Itawamba County Board of Supervisors asked to decrease spending, not increase taxes

By Adam Armour/The Itawamba County Times

The fallout from a possible countywide tax increase has already begun.

The Itawamba County Board of Supervisors recently entertained a visit from New Salem Community resident Leo Roeske, who expressed his concerns about a tax increase that may be implemented next year. Talk of an increase was spurred by a decrease in the county’s assessed evaluation coupled with a requested increase to the school’s tax intake.

Needless to say, Roeske was concerned.

“My retirement check has actually decreased,” he said. “Whether it’s state or federal or county taxes, it’s just having a major impact on everybody.”

Stating that a tax increase would hurt both the retired and low income communities already struggling with the floundering economy, Roeske asked the board to find a way to circumvent the county’s financial problems without increasing the ad valorem tax rate.

“When property values and car tags go down, that means the economy probably isn’t in the best shape,” Roeske told the board. “You guys have to find a way to decrease spending rather than raise taxes.”

Roeske also took issue with the amount of money being requested by the school district. Using some simple math, he deduced that Itawamba County taxpayers are spending $7,777 per student, per year — approximately $187,000 per classroom of 24 students.

“Don’t get me wrong, I’m all for education,” he said. “But that’s a lot of money. I think there’s got to be a way to readjust this so that our kids can get the best education they can, but without the expense.”

Roeske came armed with what some may view as a controversial suggestion for generating tax dollars:

“Let’s invent a new tax; it’s called an ‘alcoholic beverage tax,” he said, suggesting the board do away with beer and liquor ban. “Allowing the sale of alcohol in Itawamba County … would definitely bring in a lot of tax money and the only people who will end up being taxed heavier are the people buying alcohol.”

Touting that allowing the sale of alcoholic beverages would bring in both new businesses and residents, Roeske said too many tax dollars are lost to surrounding cities without alcohol laws.

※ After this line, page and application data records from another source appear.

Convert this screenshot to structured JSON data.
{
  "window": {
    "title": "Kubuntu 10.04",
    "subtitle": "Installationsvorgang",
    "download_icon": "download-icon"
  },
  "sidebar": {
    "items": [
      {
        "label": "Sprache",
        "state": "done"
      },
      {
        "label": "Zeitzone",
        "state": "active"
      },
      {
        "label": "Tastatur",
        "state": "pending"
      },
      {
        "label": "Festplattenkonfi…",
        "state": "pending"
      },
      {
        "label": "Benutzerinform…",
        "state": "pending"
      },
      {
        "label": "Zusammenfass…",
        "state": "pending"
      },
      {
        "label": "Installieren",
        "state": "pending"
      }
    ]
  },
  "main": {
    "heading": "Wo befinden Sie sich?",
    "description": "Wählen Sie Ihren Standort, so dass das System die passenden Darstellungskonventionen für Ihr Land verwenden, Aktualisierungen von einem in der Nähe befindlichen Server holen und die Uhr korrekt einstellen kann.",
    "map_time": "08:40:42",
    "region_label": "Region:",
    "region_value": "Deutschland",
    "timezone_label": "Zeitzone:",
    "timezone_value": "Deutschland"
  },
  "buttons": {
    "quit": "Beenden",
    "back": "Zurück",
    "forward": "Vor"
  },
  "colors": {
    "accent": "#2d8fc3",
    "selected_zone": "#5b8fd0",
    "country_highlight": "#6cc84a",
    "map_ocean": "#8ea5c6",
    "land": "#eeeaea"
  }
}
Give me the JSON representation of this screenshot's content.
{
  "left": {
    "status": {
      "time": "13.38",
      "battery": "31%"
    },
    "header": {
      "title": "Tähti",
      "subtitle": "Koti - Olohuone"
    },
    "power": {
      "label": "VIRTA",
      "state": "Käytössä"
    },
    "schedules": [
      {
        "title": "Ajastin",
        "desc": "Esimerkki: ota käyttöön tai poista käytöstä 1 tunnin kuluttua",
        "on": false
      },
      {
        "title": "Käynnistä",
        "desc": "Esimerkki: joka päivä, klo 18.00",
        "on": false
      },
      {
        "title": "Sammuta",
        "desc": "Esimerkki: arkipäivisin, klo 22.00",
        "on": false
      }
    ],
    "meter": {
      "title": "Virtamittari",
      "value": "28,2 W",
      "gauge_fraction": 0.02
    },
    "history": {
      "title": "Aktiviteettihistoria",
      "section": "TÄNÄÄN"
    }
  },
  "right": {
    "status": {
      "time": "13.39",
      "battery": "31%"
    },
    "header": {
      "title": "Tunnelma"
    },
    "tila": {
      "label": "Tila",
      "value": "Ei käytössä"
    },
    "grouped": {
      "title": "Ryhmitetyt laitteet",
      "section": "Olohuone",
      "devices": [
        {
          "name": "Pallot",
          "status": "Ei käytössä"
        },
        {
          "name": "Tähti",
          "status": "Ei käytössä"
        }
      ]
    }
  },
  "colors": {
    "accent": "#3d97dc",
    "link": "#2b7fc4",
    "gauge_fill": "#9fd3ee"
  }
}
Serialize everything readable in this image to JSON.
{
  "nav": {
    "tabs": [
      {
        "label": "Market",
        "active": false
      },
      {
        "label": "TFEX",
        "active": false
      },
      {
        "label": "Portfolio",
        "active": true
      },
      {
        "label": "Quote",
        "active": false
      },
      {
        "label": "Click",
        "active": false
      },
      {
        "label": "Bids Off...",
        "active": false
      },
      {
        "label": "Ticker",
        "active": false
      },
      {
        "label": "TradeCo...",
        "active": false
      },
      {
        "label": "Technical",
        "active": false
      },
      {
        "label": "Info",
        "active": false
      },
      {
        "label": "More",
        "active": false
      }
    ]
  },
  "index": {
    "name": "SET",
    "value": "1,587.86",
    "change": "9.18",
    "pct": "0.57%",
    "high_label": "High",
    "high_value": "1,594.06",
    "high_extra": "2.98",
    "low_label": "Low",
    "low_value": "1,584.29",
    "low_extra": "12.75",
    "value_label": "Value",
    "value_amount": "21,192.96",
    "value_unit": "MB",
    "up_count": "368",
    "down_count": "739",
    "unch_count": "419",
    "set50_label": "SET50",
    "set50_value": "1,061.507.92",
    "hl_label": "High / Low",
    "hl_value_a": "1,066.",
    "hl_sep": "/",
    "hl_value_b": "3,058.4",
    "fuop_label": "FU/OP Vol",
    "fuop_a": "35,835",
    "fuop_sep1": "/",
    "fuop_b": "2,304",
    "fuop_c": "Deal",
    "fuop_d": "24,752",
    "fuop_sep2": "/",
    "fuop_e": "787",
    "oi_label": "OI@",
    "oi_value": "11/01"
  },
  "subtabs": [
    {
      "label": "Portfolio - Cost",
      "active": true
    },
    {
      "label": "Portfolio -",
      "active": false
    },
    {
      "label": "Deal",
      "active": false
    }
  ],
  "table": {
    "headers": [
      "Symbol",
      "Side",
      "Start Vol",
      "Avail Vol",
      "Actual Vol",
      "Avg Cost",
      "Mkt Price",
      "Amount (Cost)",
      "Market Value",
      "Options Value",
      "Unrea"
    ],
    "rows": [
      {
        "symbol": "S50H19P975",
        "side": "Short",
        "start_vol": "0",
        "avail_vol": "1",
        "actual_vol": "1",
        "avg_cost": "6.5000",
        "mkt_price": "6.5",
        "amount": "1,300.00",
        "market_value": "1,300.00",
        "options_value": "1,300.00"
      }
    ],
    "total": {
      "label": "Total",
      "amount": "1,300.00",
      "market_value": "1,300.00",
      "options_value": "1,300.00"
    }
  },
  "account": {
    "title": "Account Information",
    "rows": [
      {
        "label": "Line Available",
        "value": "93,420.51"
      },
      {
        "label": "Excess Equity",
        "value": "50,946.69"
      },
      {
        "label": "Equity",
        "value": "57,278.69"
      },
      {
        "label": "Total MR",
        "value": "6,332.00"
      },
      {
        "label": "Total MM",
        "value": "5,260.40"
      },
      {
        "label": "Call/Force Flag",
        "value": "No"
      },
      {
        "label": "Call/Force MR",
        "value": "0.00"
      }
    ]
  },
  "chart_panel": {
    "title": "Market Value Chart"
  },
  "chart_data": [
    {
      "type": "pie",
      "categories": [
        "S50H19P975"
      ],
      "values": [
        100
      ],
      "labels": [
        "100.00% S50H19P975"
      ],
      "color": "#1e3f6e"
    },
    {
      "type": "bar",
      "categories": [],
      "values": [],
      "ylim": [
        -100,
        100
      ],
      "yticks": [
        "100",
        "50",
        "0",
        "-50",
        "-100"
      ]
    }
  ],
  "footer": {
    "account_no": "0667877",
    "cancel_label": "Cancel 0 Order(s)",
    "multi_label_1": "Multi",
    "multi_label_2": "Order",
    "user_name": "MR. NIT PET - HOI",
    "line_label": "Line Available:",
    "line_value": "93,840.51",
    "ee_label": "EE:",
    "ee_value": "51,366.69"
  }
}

“People go to Tupelo now to buy whatever they want to drink,” he said. “All that money leaves our county; all that sales tax goes to Tupelo when it could stay here.

“I know there are a lot of what people might think are down’s to this … but it’s not going to increase the drinking problems of Itawamba County,” Roeske added. “If there’s a problem, it’s already here. The people just drive to Tupelo to buy it anyway.”

Although supervisors sympathized with Roeske, they claimed there was little they could do to avoid a tax increase, especially in light of the school’s district’s request for a tax increase.

“The assessed value of the county went down, which means a mill of tax won’t bring in as much as last year,” Holley said, adding that this loss in ad valorem dollars is gut punch to an already reeling budget. “If we have a shortfall, we’ve got two options: Decrease spending or raise taxes.”

Holley added that he believes the county budget has been cut to the bone.

Additionally, the board told Roeske that even if alcohol were legalized, the county’s general fund would see none of the additional sales tax dollars.

“All that sales tax goes to the state,” Holley said. “Counties don’t get that.”

The board will vote on the 2011-2012 budget — and any tax increases it may entail — in September.

Adam Armour can be reached at 862-3141, by e-mailing or by visiting his blog at